=== Task brief ===
The answer must consist of every line below containing "JSON".

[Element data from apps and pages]
%%

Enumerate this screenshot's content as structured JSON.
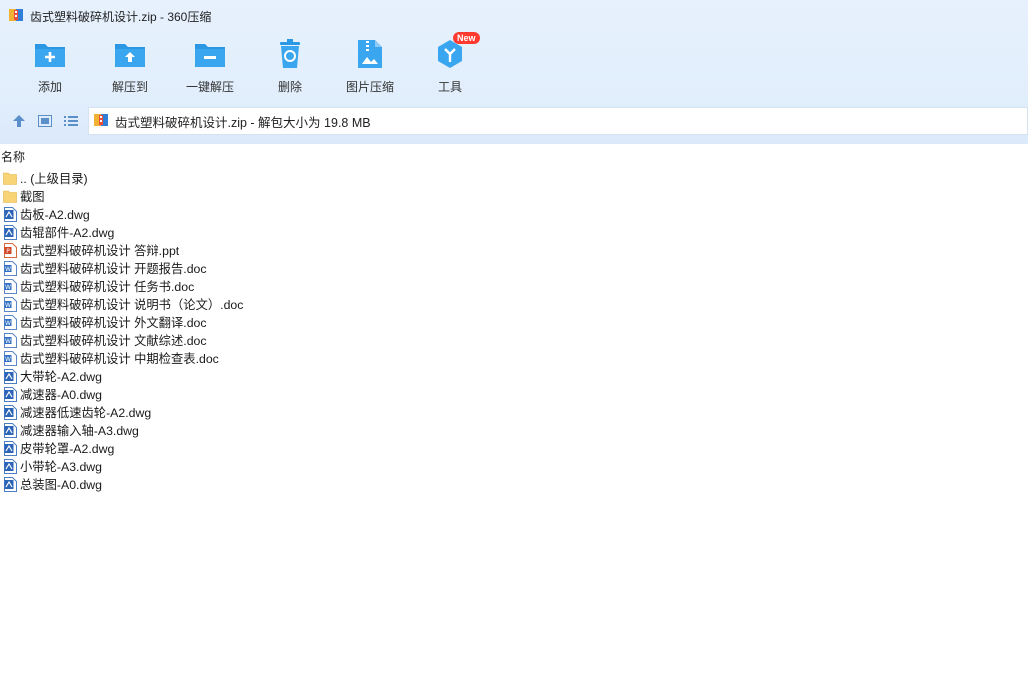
{
  "window": {
    "title": "齿式塑料破碎机设计.zip - 360压缩"
  },
  "toolbar": {
    "items": [
      {
        "label": "添加",
        "icon": "add-icon"
      },
      {
        "label": "解压到",
        "icon": "extract-to-icon"
      },
      {
        "label": "一键解压",
        "icon": "one-click-extract-icon"
      },
      {
        "label": "删除",
        "icon": "delete-icon"
      },
      {
        "label": "图片压缩",
        "icon": "image-compress-icon"
      },
      {
        "label": "工具",
        "icon": "tools-icon",
        "badge": "New"
      }
    ]
  },
  "address": {
    "text": "齿式塑料破碎机设计.zip - 解包大小为 19.8 MB"
  },
  "list_header": {
    "name": "名称"
  },
  "files": [
    {
      "name": ".. (上级目录)",
      "type": "folder"
    },
    {
      "name": "截图",
      "type": "folder"
    },
    {
      "name": "齿板-A2.dwg",
      "type": "dwg"
    },
    {
      "name": "齿辊部件-A2.dwg",
      "type": "dwg"
    },
    {
      "name": "齿式塑料破碎机设计 答辩.ppt",
      "type": "ppt"
    },
    {
      "name": "齿式塑料破碎机设计 开题报告.doc",
      "type": "doc"
    },
    {
      "name": "齿式塑料破碎机设计 任务书.doc",
      "type": "doc"
    },
    {
      "name": "齿式塑料破碎机设计 说明书（论文）.doc",
      "type": "doc"
    },
    {
      "name": "齿式塑料破碎机设计 外文翻译.doc",
      "type": "doc"
    },
    {
      "name": "齿式塑料破碎机设计 文献综述.doc",
      "type": "doc"
    },
    {
      "name": "齿式塑料破碎机设计 中期检查表.doc",
      "type": "doc"
    },
    {
      "name": "大带轮-A2.dwg",
      "type": "dwg"
    },
    {
      "name": "减速器-A0.dwg",
      "type": "dwg"
    },
    {
      "name": "减速器低速齿轮-A2.dwg",
      "type": "dwg"
    },
    {
      "name": "减速器输入轴-A3.dwg",
      "type": "dwg"
    },
    {
      "name": "皮带轮罩-A2.dwg",
      "type": "dwg"
    },
    {
      "name": "小带轮-A3.dwg",
      "type": "dwg"
    },
    {
      "name": "总装图-A0.dwg",
      "type": "dwg"
    }
  ],
  "colors": {
    "accent": "#2d9be8",
    "toolbar_bg": "#e3effc",
    "badge": "#ff3b30"
  }
}
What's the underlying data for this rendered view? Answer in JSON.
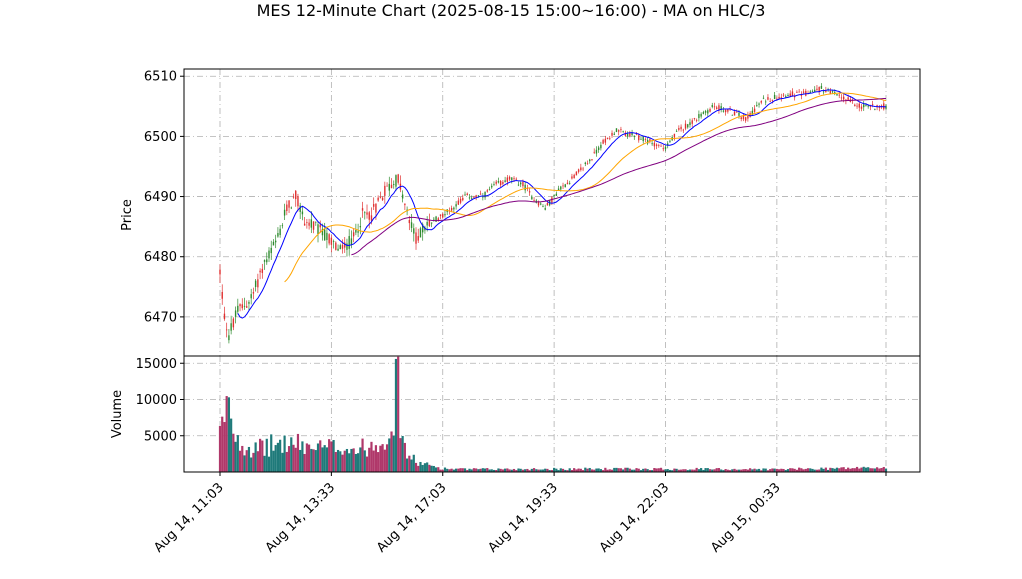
{
  "chart_data": {
    "type": "candlestick",
    "title": "MES 12-Minute Chart (2025-08-15 15:00~16:00) - MA on HLC/3",
    "price_panel": {
      "ylabel": "Price",
      "ylim": [
        6463.5,
        6511.2
      ],
      "yticks": [
        6470,
        6480,
        6490,
        6500,
        6510
      ],
      "ytick_labels": [
        "6470",
        "6480",
        "6490",
        "6500",
        "6510"
      ],
      "grid": true
    },
    "volume_panel": {
      "ylabel": "Volume",
      "ylim": [
        0,
        16000
      ],
      "yticks": [
        5000,
        10000,
        15000
      ],
      "ytick_labels": [
        "5000",
        "10000",
        "15000"
      ],
      "grid": true
    },
    "x_tick_labels": [
      "Aug 14, 11:03",
      "Aug 14, 13:33",
      "Aug 14, 17:03",
      "Aug 14, 19:33",
      "Aug 14, 22:03",
      "Aug 15, 00:33"
    ],
    "price_anchors": [
      [
        0,
        6477.5
      ],
      [
        2,
        6470
      ],
      [
        4,
        6467
      ],
      [
        8,
        6471
      ],
      [
        14,
        6473
      ],
      [
        20,
        6479
      ],
      [
        26,
        6483
      ],
      [
        30,
        6488
      ],
      [
        34,
        6490
      ],
      [
        38,
        6486
      ],
      [
        46,
        6484
      ],
      [
        54,
        6481
      ],
      [
        60,
        6483
      ],
      [
        64,
        6487
      ],
      [
        68,
        6487
      ],
      [
        74,
        6491
      ],
      [
        80,
        6493
      ],
      [
        84,
        6487
      ],
      [
        88,
        6483
      ],
      [
        92,
        6485
      ],
      [
        96,
        6486
      ],
      [
        104,
        6488
      ],
      [
        110,
        6490
      ],
      [
        118,
        6490
      ],
      [
        124,
        6492
      ],
      [
        130,
        6493
      ],
      [
        136,
        6492
      ],
      [
        140,
        6490
      ],
      [
        146,
        6488
      ],
      [
        152,
        6491
      ],
      [
        158,
        6493
      ],
      [
        166,
        6496
      ],
      [
        172,
        6499
      ],
      [
        178,
        6501
      ],
      [
        186,
        6500
      ],
      [
        194,
        6499
      ],
      [
        200,
        6498
      ],
      [
        206,
        6501
      ],
      [
        214,
        6503
      ],
      [
        222,
        6505
      ],
      [
        230,
        6504
      ],
      [
        236,
        6503
      ],
      [
        244,
        6506
      ],
      [
        254,
        6507
      ],
      [
        262,
        6507
      ],
      [
        270,
        6508
      ],
      [
        276,
        6507
      ],
      [
        282,
        6506
      ],
      [
        288,
        6505
      ],
      [
        299,
        6505
      ]
    ],
    "volume_anchors": [
      [
        0,
        5800
      ],
      [
        2,
        6800
      ],
      [
        4,
        10300
      ],
      [
        6,
        6200
      ],
      [
        10,
        4200
      ],
      [
        16,
        3200
      ],
      [
        22,
        3800
      ],
      [
        30,
        4200
      ],
      [
        38,
        3800
      ],
      [
        46,
        3400
      ],
      [
        54,
        3800
      ],
      [
        62,
        3200
      ],
      [
        70,
        4200
      ],
      [
        74,
        5200
      ],
      [
        76,
        6400
      ],
      [
        78,
        8200
      ],
      [
        79,
        12000
      ],
      [
        80,
        15900
      ],
      [
        81,
        7500
      ],
      [
        83,
        3200
      ],
      [
        86,
        2000
      ],
      [
        90,
        1200
      ],
      [
        95,
        900
      ],
      [
        100,
        500
      ],
      [
        110,
        400
      ],
      [
        150,
        450
      ],
      [
        200,
        450
      ],
      [
        250,
        400
      ],
      [
        299,
        650
      ]
    ],
    "moving_averages": [
      {
        "color": "#0000ff",
        "period": 9
      },
      {
        "color": "#ffa500",
        "period": 30
      },
      {
        "color": "#800080",
        "period": 60
      }
    ],
    "up_color": "#2e8b2e",
    "down_color": "#e03030",
    "volume_up_color": "#1f7a7a",
    "volume_down_color": "#b0386a"
  }
}
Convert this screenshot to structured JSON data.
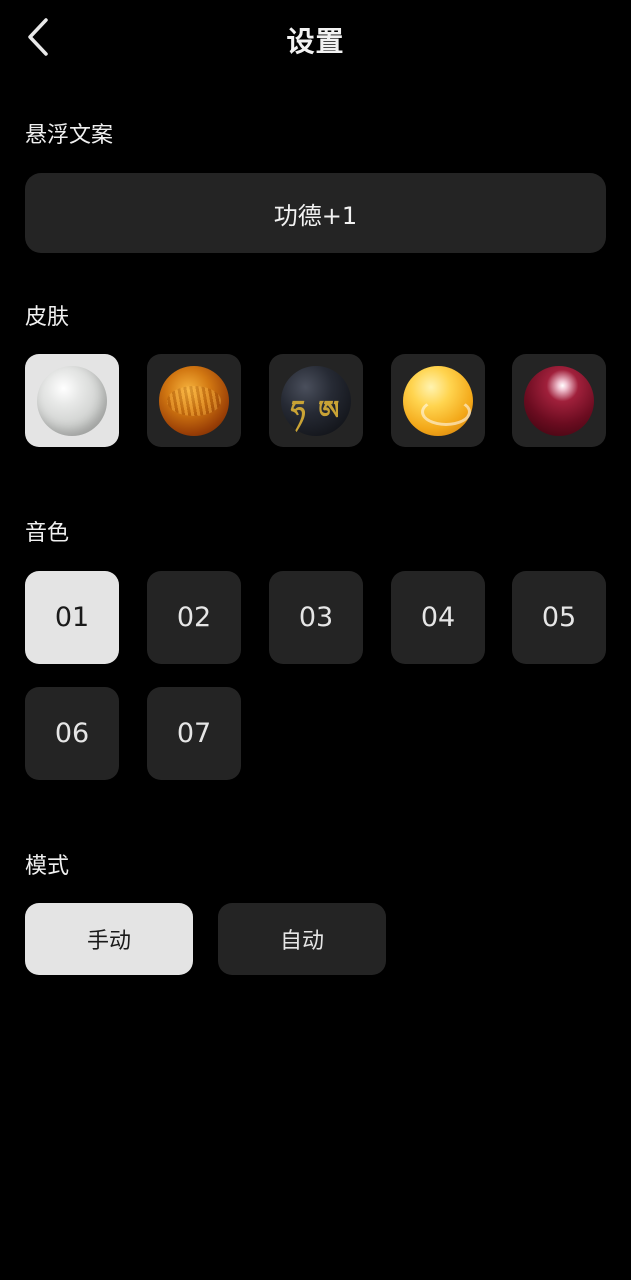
{
  "header": {
    "title": "设置",
    "back_icon": "chevron-left-icon"
  },
  "caption": {
    "label": "悬浮文案",
    "value": "功德+1"
  },
  "skins": {
    "label": "皮肤",
    "selected_index": 0,
    "items": [
      {
        "name": "white-jade-bead"
      },
      {
        "name": "amber-tiger-eye-bead"
      },
      {
        "name": "black-mantra-bead",
        "glyph": "ཧ ཨ"
      },
      {
        "name": "yellow-agate-bead"
      },
      {
        "name": "garnet-red-bead"
      }
    ]
  },
  "sounds": {
    "label": "音色",
    "selected_index": 0,
    "items": [
      "01",
      "02",
      "03",
      "04",
      "05",
      "06",
      "07"
    ]
  },
  "mode": {
    "label": "模式",
    "selected_index": 0,
    "options": [
      "手动",
      "自动"
    ]
  },
  "colors": {
    "background": "#000000",
    "tile": "#242424",
    "selected_tile": "#e4e4e4",
    "text": "#f2f2f2"
  }
}
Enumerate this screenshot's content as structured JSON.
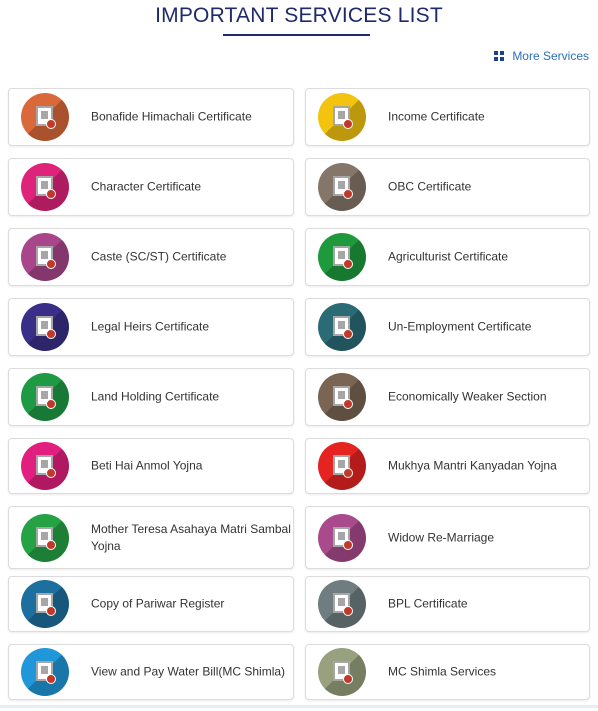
{
  "page": {
    "title": "IMPORTANT SERVICES LIST",
    "more_services": "More Services"
  },
  "colors": {
    "title": "#1f2a6b",
    "link": "#2c6fbd"
  },
  "left_services": [
    {
      "label": "Bonafide Himachali Certificate",
      "icon": "certificate-icon",
      "color": "#d9683a"
    },
    {
      "label": "Character Certificate",
      "icon": "certificate-icon",
      "color": "#e0237a"
    },
    {
      "label": "Caste (SC/ST) Certificate",
      "icon": "certificate-icon",
      "color": "#a9468b"
    },
    {
      "label": "Legal Heirs Certificate",
      "icon": "certificate-icon",
      "color": "#3a2f86"
    },
    {
      "label": "Land Holding Certificate",
      "icon": "land-icon",
      "color": "#1f9a44"
    },
    {
      "label": "Beti Hai Anmol Yojna",
      "icon": "girl-child-icon",
      "color": "#e21f7e"
    },
    {
      "label": "Mother Teresa Asahaya Matri Sambal Yojna",
      "icon": "mother-icon",
      "color": "#25a244"
    },
    {
      "label": "Copy of Pariwar Register",
      "icon": "register-icon",
      "color": "#1d6f9f"
    },
    {
      "label": "View and Pay Water Bill(MC Shimla)",
      "icon": "water-bill-icon",
      "color": "#1f97d8"
    }
  ],
  "right_services": [
    {
      "label": "Income Certificate",
      "icon": "certificate-icon",
      "color": "#f2c30f"
    },
    {
      "label": "OBC Certificate",
      "icon": "certificate-icon",
      "color": "#85766a"
    },
    {
      "label": "Agriculturist Certificate",
      "icon": "agriculture-icon",
      "color": "#1e9a3c"
    },
    {
      "label": "Un-Employment Certificate",
      "icon": "employment-icon",
      "color": "#2a6b76"
    },
    {
      "label": "Economically Weaker Section",
      "icon": "certificate-icon",
      "color": "#7a6552"
    },
    {
      "label": "Mukhya Mantri Kanyadan Yojna",
      "icon": "kanyadan-icon",
      "color": "#e52421"
    },
    {
      "label": "Widow Re-Marriage",
      "icon": "widow-icon",
      "color": "#a94a8c"
    },
    {
      "label": "BPL Certificate",
      "icon": "certificate-icon",
      "color": "#6f7d80"
    },
    {
      "label": "MC Shimla Services",
      "icon": "mc-shimla-icon",
      "color": "#97a17d"
    }
  ]
}
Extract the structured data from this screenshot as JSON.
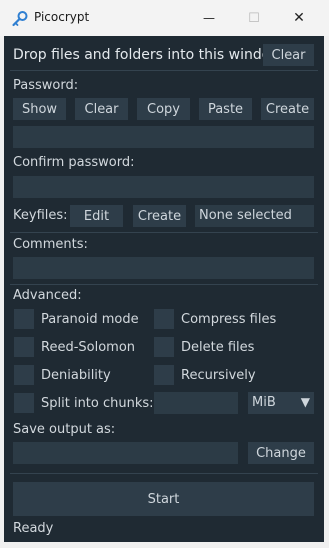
{
  "window": {
    "title": "Picocrypt",
    "minimize": "—",
    "maximize": "☐",
    "close": "✕"
  },
  "drop": {
    "label": "Drop files and folders into this window",
    "clear": "Clear"
  },
  "password": {
    "label": "Password:",
    "buttons": [
      "Show",
      "Clear",
      "Copy",
      "Paste",
      "Create"
    ],
    "value": ""
  },
  "confirm": {
    "label": "Confirm password:",
    "value": ""
  },
  "keyfiles": {
    "label": "Keyfiles:",
    "edit": "Edit",
    "create": "Create",
    "status": "None selected"
  },
  "comments": {
    "label": "Comments:",
    "value": ""
  },
  "advanced": {
    "label": "Advanced:",
    "options": {
      "paranoid": "Paranoid mode",
      "compress": "Compress files",
      "reed": "Reed-Solomon",
      "delete": "Delete files",
      "deniability": "Deniability",
      "recursively": "Recursively",
      "split": "Split into chunks:"
    },
    "chunk_size": "",
    "chunk_unit": "MiB",
    "dropdown_arrow": "▼"
  },
  "output": {
    "label": "Save output as:",
    "value": "",
    "change": "Change"
  },
  "start": "Start",
  "status": "Ready"
}
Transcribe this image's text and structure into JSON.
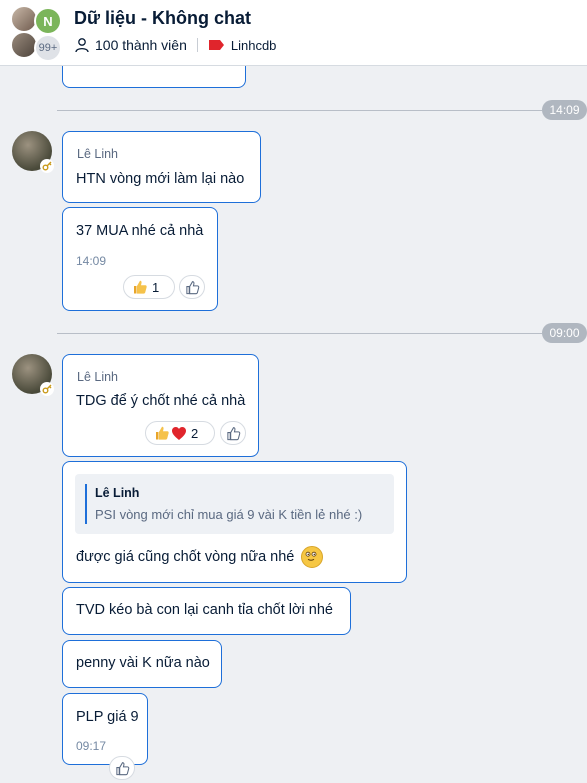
{
  "header": {
    "title": "Dữ liệu - Không chat",
    "avatar_initial": "N",
    "avatar_more": "99+",
    "members": "100 thành viên",
    "tag": "Linhcdb",
    "tag_color": "#e0252c"
  },
  "time_dividers": [
    "14:09",
    "09:00"
  ],
  "messages": [
    {
      "sender": "Lê Linh",
      "text": "HTN vòng mới làm lại nào"
    },
    {
      "text": "37 MUA nhé cả nhà",
      "time": "14:09",
      "reaction_count": "1"
    },
    {
      "sender": "Lê Linh",
      "text": "TDG để ý chốt nhé cả nhà",
      "reaction_count": "2"
    },
    {
      "quote_sender": "Lê Linh",
      "quote_text": "PSI vòng mới chỉ mua giá 9 vài K tiền lẻ nhé :)",
      "text": "được giá cũng chốt vòng nữa nhé"
    },
    {
      "text": "TVD kéo bà con lại canh tỉa chốt lời nhé"
    },
    {
      "text": "penny vài K nữa nào"
    },
    {
      "text": "PLP giá 9",
      "time": "09:17"
    }
  ],
  "colors": {
    "accent": "#1e6fd9",
    "background": "#eef0f3",
    "heart": "#e0252c"
  },
  "icons": [
    "person-icon",
    "tag-icon",
    "thumbs-up-icon",
    "heart-icon",
    "like-outline-icon",
    "smile-emoji-icon"
  ]
}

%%

=== Solved problem ===
Enumerate this screenshot's content as structured JSON.
What's the underlying data for this rendered view? Answer in JSON.
Convert this screenshot to structured JSON data.
Enumerate this screenshot's content as structured JSON.
Extract the structured data from this screenshot as JSON.
Transcribe this image's text and structure into JSON.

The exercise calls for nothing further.